EXERCISE BRIEF —
In full and unchanged, set down the entries that follow, with no images.

SOURCE INFORMATION —
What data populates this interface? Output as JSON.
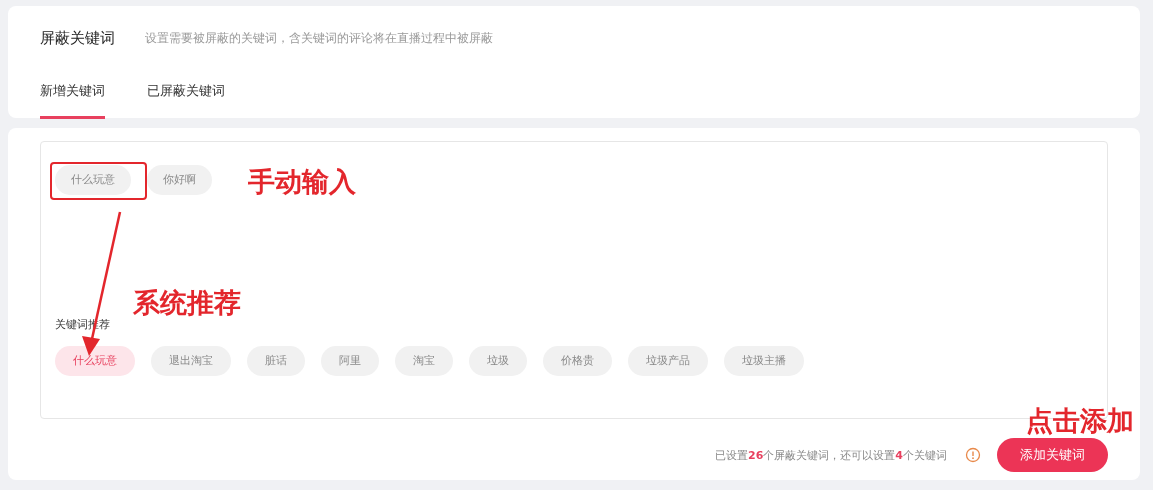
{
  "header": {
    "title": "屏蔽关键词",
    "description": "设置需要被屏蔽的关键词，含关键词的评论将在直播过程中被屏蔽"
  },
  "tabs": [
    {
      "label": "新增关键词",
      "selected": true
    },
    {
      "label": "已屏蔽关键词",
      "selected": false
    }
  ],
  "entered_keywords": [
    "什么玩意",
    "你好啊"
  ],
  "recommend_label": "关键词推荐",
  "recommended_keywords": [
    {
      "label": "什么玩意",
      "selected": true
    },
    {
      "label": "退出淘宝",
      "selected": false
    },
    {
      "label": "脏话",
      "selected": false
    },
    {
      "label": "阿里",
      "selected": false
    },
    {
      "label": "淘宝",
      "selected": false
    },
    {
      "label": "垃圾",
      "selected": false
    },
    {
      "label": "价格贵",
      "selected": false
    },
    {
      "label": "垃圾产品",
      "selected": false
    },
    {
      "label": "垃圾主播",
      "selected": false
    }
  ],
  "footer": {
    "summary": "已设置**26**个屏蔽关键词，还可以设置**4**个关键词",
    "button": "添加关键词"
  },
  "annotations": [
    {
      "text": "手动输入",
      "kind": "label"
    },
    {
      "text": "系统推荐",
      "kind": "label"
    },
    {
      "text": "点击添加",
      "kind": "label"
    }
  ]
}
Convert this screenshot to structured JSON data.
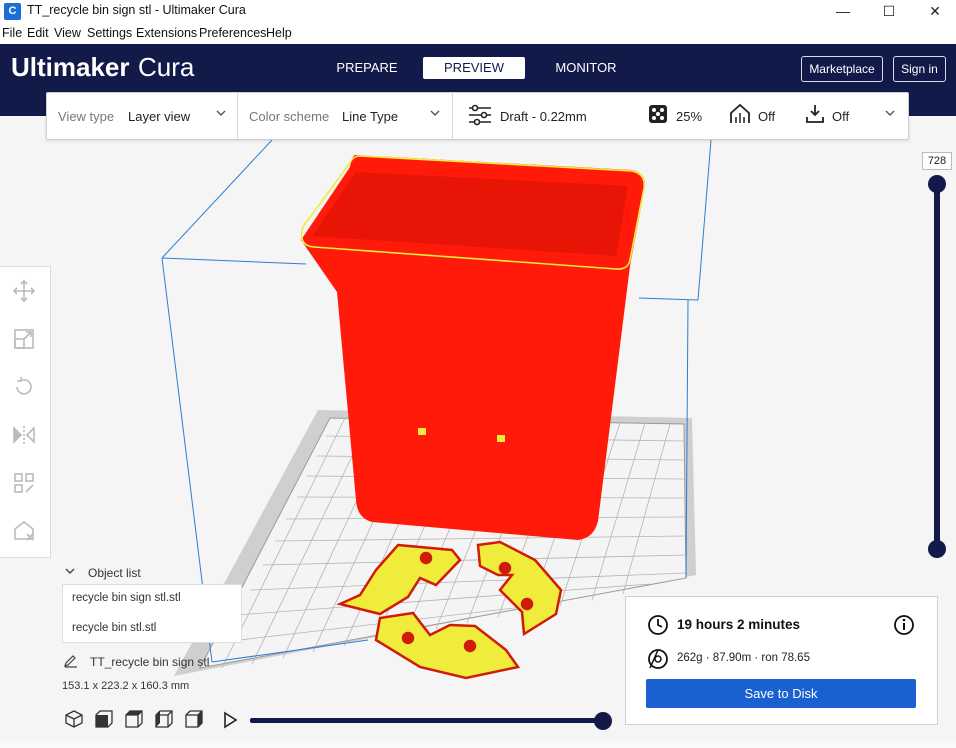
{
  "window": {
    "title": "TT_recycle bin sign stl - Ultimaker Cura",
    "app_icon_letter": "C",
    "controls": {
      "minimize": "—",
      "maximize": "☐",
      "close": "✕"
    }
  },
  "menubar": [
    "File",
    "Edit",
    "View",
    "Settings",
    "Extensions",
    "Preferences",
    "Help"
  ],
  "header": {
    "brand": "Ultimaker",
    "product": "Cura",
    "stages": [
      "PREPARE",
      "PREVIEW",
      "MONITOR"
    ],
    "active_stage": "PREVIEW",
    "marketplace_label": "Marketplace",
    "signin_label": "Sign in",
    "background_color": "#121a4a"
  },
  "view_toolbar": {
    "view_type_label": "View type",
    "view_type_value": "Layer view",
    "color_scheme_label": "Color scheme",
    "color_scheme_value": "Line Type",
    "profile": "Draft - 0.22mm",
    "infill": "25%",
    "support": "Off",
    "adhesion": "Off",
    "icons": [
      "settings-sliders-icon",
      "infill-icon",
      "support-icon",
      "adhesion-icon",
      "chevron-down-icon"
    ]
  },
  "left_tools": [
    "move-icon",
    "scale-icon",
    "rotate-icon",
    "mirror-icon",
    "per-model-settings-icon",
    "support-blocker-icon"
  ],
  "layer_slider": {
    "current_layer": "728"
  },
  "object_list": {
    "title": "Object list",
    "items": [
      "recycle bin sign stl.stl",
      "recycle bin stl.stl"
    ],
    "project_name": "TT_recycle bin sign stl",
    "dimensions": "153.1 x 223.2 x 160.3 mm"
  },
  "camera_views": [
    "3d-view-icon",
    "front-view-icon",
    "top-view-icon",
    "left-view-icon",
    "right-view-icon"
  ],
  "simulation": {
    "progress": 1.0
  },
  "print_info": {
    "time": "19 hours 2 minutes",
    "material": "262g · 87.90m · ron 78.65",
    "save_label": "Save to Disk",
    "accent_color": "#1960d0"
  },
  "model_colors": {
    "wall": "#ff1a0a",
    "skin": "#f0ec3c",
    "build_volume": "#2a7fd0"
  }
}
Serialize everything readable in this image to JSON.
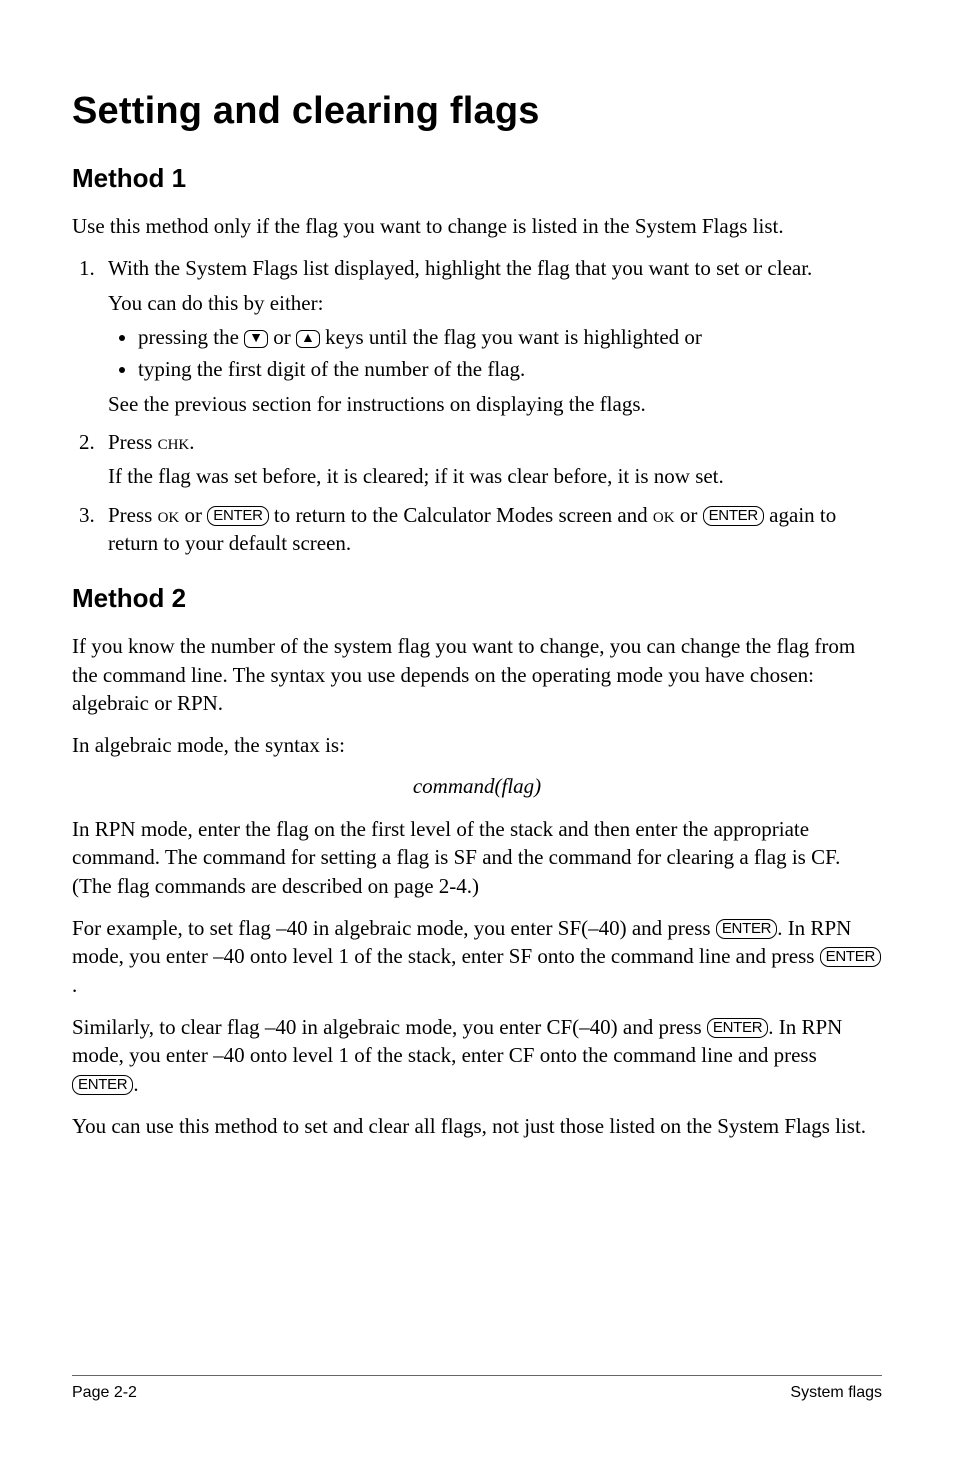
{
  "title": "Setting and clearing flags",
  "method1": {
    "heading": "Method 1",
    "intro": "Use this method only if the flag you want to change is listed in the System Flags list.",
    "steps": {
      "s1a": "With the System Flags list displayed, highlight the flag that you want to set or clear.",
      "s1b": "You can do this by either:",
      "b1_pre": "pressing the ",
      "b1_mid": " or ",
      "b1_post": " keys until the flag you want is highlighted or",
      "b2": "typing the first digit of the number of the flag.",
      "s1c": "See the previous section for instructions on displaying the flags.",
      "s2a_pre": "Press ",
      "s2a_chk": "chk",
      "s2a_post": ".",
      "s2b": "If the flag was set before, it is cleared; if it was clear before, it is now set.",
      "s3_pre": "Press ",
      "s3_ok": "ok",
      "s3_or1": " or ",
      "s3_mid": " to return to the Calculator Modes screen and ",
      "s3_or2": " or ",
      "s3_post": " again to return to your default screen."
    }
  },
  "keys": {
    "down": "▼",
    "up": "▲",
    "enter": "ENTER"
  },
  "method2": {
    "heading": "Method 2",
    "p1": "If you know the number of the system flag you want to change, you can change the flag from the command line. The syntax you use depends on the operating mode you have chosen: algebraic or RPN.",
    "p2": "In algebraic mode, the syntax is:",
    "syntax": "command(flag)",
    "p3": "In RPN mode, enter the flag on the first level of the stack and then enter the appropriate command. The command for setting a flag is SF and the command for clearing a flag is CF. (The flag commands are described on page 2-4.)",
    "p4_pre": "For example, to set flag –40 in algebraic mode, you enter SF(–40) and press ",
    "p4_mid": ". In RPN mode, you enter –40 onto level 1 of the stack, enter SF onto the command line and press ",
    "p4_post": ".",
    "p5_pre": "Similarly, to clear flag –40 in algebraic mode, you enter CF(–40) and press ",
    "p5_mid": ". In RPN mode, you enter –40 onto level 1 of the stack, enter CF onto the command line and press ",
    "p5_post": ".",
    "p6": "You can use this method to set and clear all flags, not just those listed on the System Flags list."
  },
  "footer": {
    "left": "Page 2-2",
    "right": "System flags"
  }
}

SOLUTION FOR THIS EXERCISE —
What data populates this interface? Output as JSON.
{
  "header": {
    "title": "屏蔽关键词",
    "description": "设置需要被屏蔽的关键词，含关键词的评论将在直播过程中被屏蔽"
  },
  "tabs": [
    {
      "label": "新增关键词",
      "selected": true
    },
    {
      "label": "已屏蔽关键词",
      "selected": false
    }
  ],
  "entered_keywords": [
    "什么玩意",
    "你好啊"
  ],
  "recommend_label": "关键词推荐",
  "recommended_keywords": [
    {
      "label": "什么玩意",
      "selected": true
    },
    {
      "label": "退出淘宝",
      "selected": false
    },
    {
      "label": "脏话",
      "selected": false
    },
    {
      "label": "阿里",
      "selected": false
    },
    {
      "label": "淘宝",
      "selected": false
    },
    {
      "label": "垃圾",
      "selected": false
    },
    {
      "label": "价格贵",
      "selected": false
    },
    {
      "label": "垃圾产品",
      "selected": false
    },
    {
      "label": "垃圾主播",
      "selected": false
    }
  ],
  "footer": {
    "summary": "已设置**26**个屏蔽关键词，还可以设置**4**个关键词",
    "button": "添加关键词"
  },
  "annotations": [
    {
      "text": "手动输入",
      "kind": "label"
    },
    {
      "text": "系统推荐",
      "kind": "label"
    },
    {
      "text": "点击添加",
      "kind": "label"
    }
  ]
}
Convert this screenshot to structured JSON data.
{
  "window": {
    "title": "TT_recycle bin sign stl - Ultimaker Cura",
    "app_icon_letter": "C",
    "controls": {
      "minimize": "—",
      "maximize": "☐",
      "close": "✕"
    }
  },
  "menubar": [
    "File",
    "Edit",
    "View",
    "Settings",
    "Extensions",
    "Preferences",
    "Help"
  ],
  "header": {
    "brand": "Ultimaker",
    "product": "Cura",
    "stages": [
      "PREPARE",
      "PREVIEW",
      "MONITOR"
    ],
    "active_stage": "PREVIEW",
    "marketplace_label": "Marketplace",
    "signin_label": "Sign in",
    "background_color": "#121a4a"
  },
  "view_toolbar": {
    "view_type_label": "View type",
    "view_type_value": "Layer view",
    "color_scheme_label": "Color scheme",
    "color_scheme_value": "Line Type",
    "profile": "Draft - 0.22mm",
    "infill": "25%",
    "support": "Off",
    "adhesion": "Off",
    "icons": [
      "settings-sliders-icon",
      "infill-icon",
      "support-icon",
      "adhesion-icon",
      "chevron-down-icon"
    ]
  },
  "left_tools": [
    "move-icon",
    "scale-icon",
    "rotate-icon",
    "mirror-icon",
    "per-model-settings-icon",
    "support-blocker-icon"
  ],
  "layer_slider": {
    "current_layer": "728"
  },
  "object_list": {
    "title": "Object list",
    "items": [
      "recycle bin sign stl.stl",
      "recycle bin stl.stl"
    ],
    "project_name": "TT_recycle bin sign stl",
    "dimensions": "153.1 x 223.2 x 160.3 mm"
  },
  "camera_views": [
    "3d-view-icon",
    "front-view-icon",
    "top-view-icon",
    "left-view-icon",
    "right-view-icon"
  ],
  "simulation": {
    "progress": 1.0
  },
  "print_info": {
    "time": "19 hours 2 minutes",
    "material": "262g · 87.90m · ron 78.65",
    "save_label": "Save to Disk",
    "accent_color": "#1960d0"
  },
  "model_colors": {
    "wall": "#ff1a0a",
    "skin": "#f0ec3c",
    "build_volume": "#2a7fd0"
  }
}
Serialize everything readable in this image to JSON.
{
  "title": "Setting and clearing flags",
  "method1": {
    "heading": "Method 1",
    "intro": "Use this method only if the flag you want to change is listed in the System Flags list.",
    "steps": {
      "s1a": "With the System Flags list displayed, highlight the flag that you want to set or clear.",
      "s1b": "You can do this by either:",
      "b1_pre": "pressing the ",
      "b1_mid": " or ",
      "b1_post": " keys until the flag you want is highlighted or",
      "b2": "typing the first digit of the number of the flag.",
      "s1c": "See the previous section for instructions on displaying the flags.",
      "s2a_pre": "Press ",
      "s2a_chk": "chk",
      "s2a_post": ".",
      "s2b": "If the flag was set before, it is cleared; if it was clear before, it is now set.",
      "s3_pre": "Press ",
      "s3_ok": "ok",
      "s3_or1": " or ",
      "s3_mid": " to return to the Calculator Modes screen and ",
      "s3_or2": " or ",
      "s3_post": " again to return to your default screen."
    }
  },
  "keys": {
    "down": "▼",
    "up": "▲",
    "enter": "ENTER"
  },
  "method2": {
    "heading": "Method 2",
    "p1": "If you know the number of the system flag you want to change, you can change the flag from the command line. The syntax you use depends on the operating mode you have chosen: algebraic or RPN.",
    "p2": "In algebraic mode, the syntax is:",
    "syntax": "command(flag)",
    "p3": "In RPN mode, enter the flag on the first level of the stack and then enter the appropriate command. The command for setting a flag is SF and the command for clearing a flag is CF. (The flag commands are described on page 2-4.)",
    "p4_pre": "For example, to set flag –40 in algebraic mode, you enter SF(–40) and press ",
    "p4_mid": ". In RPN mode, you enter –40 onto level 1 of the stack, enter SF onto the command line and press ",
    "p4_post": ".",
    "p5_pre": "Similarly, to clear flag –40 in algebraic mode, you enter CF(–40) and press ",
    "p5_mid": ". In RPN mode, you enter –40 onto level 1 of the stack, enter CF onto the command line and press ",
    "p5_post": ".",
    "p6": "You can use this method to set and clear all flags, not just those listed on the System Flags list."
  },
  "footer": {
    "left": "Page 2-2",
    "right": "System flags"
  }
}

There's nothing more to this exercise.